In terms of the community, we volunteered to suspend the licence whilst these aspects were being looked at. It should be noted that it was not the job of the local land managers to craft the scientific model. It was the job of local land managers to look after the birds and carry out the control humanely and in compliance with the law and spirit of the license, which they have done.

For the community, the justification for the licence came in the shape of what everyone expected- a very good breeding season for Waders here and much better protection for them than in recent times when raven flocks have wiped out chicks in the lowland fields. This, for us, has been a success, no matter how it is measured.

Here is the Community’s statement and latest position: 

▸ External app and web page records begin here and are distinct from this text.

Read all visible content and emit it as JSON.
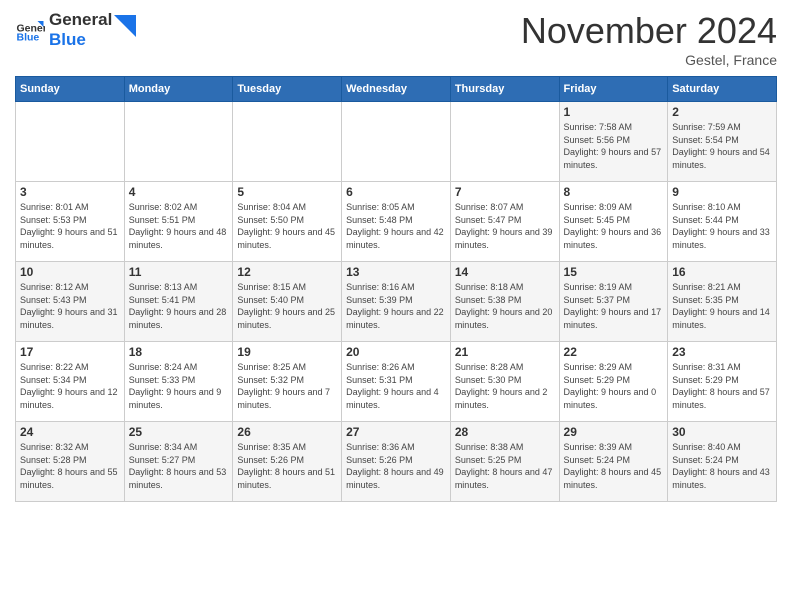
{
  "header": {
    "logo_general": "General",
    "logo_blue": "Blue",
    "month_title": "November 2024",
    "location": "Gestel, France"
  },
  "weekdays": [
    "Sunday",
    "Monday",
    "Tuesday",
    "Wednesday",
    "Thursday",
    "Friday",
    "Saturday"
  ],
  "weeks": [
    [
      {
        "day": "",
        "info": ""
      },
      {
        "day": "",
        "info": ""
      },
      {
        "day": "",
        "info": ""
      },
      {
        "day": "",
        "info": ""
      },
      {
        "day": "",
        "info": ""
      },
      {
        "day": "1",
        "info": "Sunrise: 7:58 AM\nSunset: 5:56 PM\nDaylight: 9 hours and 57 minutes."
      },
      {
        "day": "2",
        "info": "Sunrise: 7:59 AM\nSunset: 5:54 PM\nDaylight: 9 hours and 54 minutes."
      }
    ],
    [
      {
        "day": "3",
        "info": "Sunrise: 8:01 AM\nSunset: 5:53 PM\nDaylight: 9 hours and 51 minutes."
      },
      {
        "day": "4",
        "info": "Sunrise: 8:02 AM\nSunset: 5:51 PM\nDaylight: 9 hours and 48 minutes."
      },
      {
        "day": "5",
        "info": "Sunrise: 8:04 AM\nSunset: 5:50 PM\nDaylight: 9 hours and 45 minutes."
      },
      {
        "day": "6",
        "info": "Sunrise: 8:05 AM\nSunset: 5:48 PM\nDaylight: 9 hours and 42 minutes."
      },
      {
        "day": "7",
        "info": "Sunrise: 8:07 AM\nSunset: 5:47 PM\nDaylight: 9 hours and 39 minutes."
      },
      {
        "day": "8",
        "info": "Sunrise: 8:09 AM\nSunset: 5:45 PM\nDaylight: 9 hours and 36 minutes."
      },
      {
        "day": "9",
        "info": "Sunrise: 8:10 AM\nSunset: 5:44 PM\nDaylight: 9 hours and 33 minutes."
      }
    ],
    [
      {
        "day": "10",
        "info": "Sunrise: 8:12 AM\nSunset: 5:43 PM\nDaylight: 9 hours and 31 minutes."
      },
      {
        "day": "11",
        "info": "Sunrise: 8:13 AM\nSunset: 5:41 PM\nDaylight: 9 hours and 28 minutes."
      },
      {
        "day": "12",
        "info": "Sunrise: 8:15 AM\nSunset: 5:40 PM\nDaylight: 9 hours and 25 minutes."
      },
      {
        "day": "13",
        "info": "Sunrise: 8:16 AM\nSunset: 5:39 PM\nDaylight: 9 hours and 22 minutes."
      },
      {
        "day": "14",
        "info": "Sunrise: 8:18 AM\nSunset: 5:38 PM\nDaylight: 9 hours and 20 minutes."
      },
      {
        "day": "15",
        "info": "Sunrise: 8:19 AM\nSunset: 5:37 PM\nDaylight: 9 hours and 17 minutes."
      },
      {
        "day": "16",
        "info": "Sunrise: 8:21 AM\nSunset: 5:35 PM\nDaylight: 9 hours and 14 minutes."
      }
    ],
    [
      {
        "day": "17",
        "info": "Sunrise: 8:22 AM\nSunset: 5:34 PM\nDaylight: 9 hours and 12 minutes."
      },
      {
        "day": "18",
        "info": "Sunrise: 8:24 AM\nSunset: 5:33 PM\nDaylight: 9 hours and 9 minutes."
      },
      {
        "day": "19",
        "info": "Sunrise: 8:25 AM\nSunset: 5:32 PM\nDaylight: 9 hours and 7 minutes."
      },
      {
        "day": "20",
        "info": "Sunrise: 8:26 AM\nSunset: 5:31 PM\nDaylight: 9 hours and 4 minutes."
      },
      {
        "day": "21",
        "info": "Sunrise: 8:28 AM\nSunset: 5:30 PM\nDaylight: 9 hours and 2 minutes."
      },
      {
        "day": "22",
        "info": "Sunrise: 8:29 AM\nSunset: 5:29 PM\nDaylight: 9 hours and 0 minutes."
      },
      {
        "day": "23",
        "info": "Sunrise: 8:31 AM\nSunset: 5:29 PM\nDaylight: 8 hours and 57 minutes."
      }
    ],
    [
      {
        "day": "24",
        "info": "Sunrise: 8:32 AM\nSunset: 5:28 PM\nDaylight: 8 hours and 55 minutes."
      },
      {
        "day": "25",
        "info": "Sunrise: 8:34 AM\nSunset: 5:27 PM\nDaylight: 8 hours and 53 minutes."
      },
      {
        "day": "26",
        "info": "Sunrise: 8:35 AM\nSunset: 5:26 PM\nDaylight: 8 hours and 51 minutes."
      },
      {
        "day": "27",
        "info": "Sunrise: 8:36 AM\nSunset: 5:26 PM\nDaylight: 8 hours and 49 minutes."
      },
      {
        "day": "28",
        "info": "Sunrise: 8:38 AM\nSunset: 5:25 PM\nDaylight: 8 hours and 47 minutes."
      },
      {
        "day": "29",
        "info": "Sunrise: 8:39 AM\nSunset: 5:24 PM\nDaylight: 8 hours and 45 minutes."
      },
      {
        "day": "30",
        "info": "Sunrise: 8:40 AM\nSunset: 5:24 PM\nDaylight: 8 hours and 43 minutes."
      }
    ]
  ]
}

“Local farmers and gamekeepers have been united in trying to prevent further loss of rare birds such as the Curlew, which would be tragic especially as action on the ground clearly makes a difference.
“Thanks to the licence, and hens being in good breeding condition, we are delighted to say it has been an excellent breeding year in Strathbraan. Folk at the sharp end have even seen nests of four fledged Curlew chicks for the first time, greatly helped by being better able to protect the chicks and eggs from the raven flocks that have been so damaging in recent years.
“In terms of wader conservation, therefore, it has been a much better season. The license has been temporarily suspended so those on the science side can make adjustments.
“However, the community remains committed to wading bird conservation, spurred on by what has been achieved so far.”